The profile of Cognitive Behavioural Therapy (CBT) has grown more than any other form of therapy in recent years.
The National Health Service (NHS) recently implemented a training programme for health care professionals to become CBT therapists and the National Institute for Care and Excellence (NICE) has recommended CBT as a treatment of choice for depression and anxiety and many other psychological disorders. The popularity of CBT stems from the fact that it is accessible using terms which are readily understood and unlike many other forms of psychological theories is uses common sense. It is a skilled based therapy using education as a stepping stone which doesn’t encourage clients to be reliant on the therapist to fix them rather it teaches skills for solving problems.
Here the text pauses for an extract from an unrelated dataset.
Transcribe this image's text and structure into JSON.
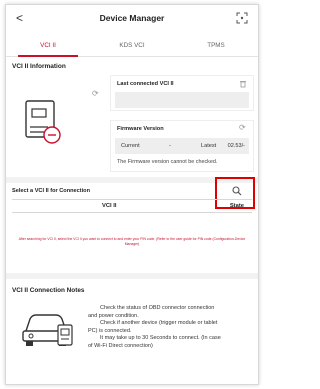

CBT has been the subject of a number of studies and the evidence for the effectiveness of CBT is overwhelming. The major advantage that CBT has over other forms of therapies is the basic principles which can be mastered in a relatively short period of time. At its core, CBT focuses on how we make sense of our life experiences, promoting rationality and mindedness and the ability to deal with the emotional challenges we face in our life.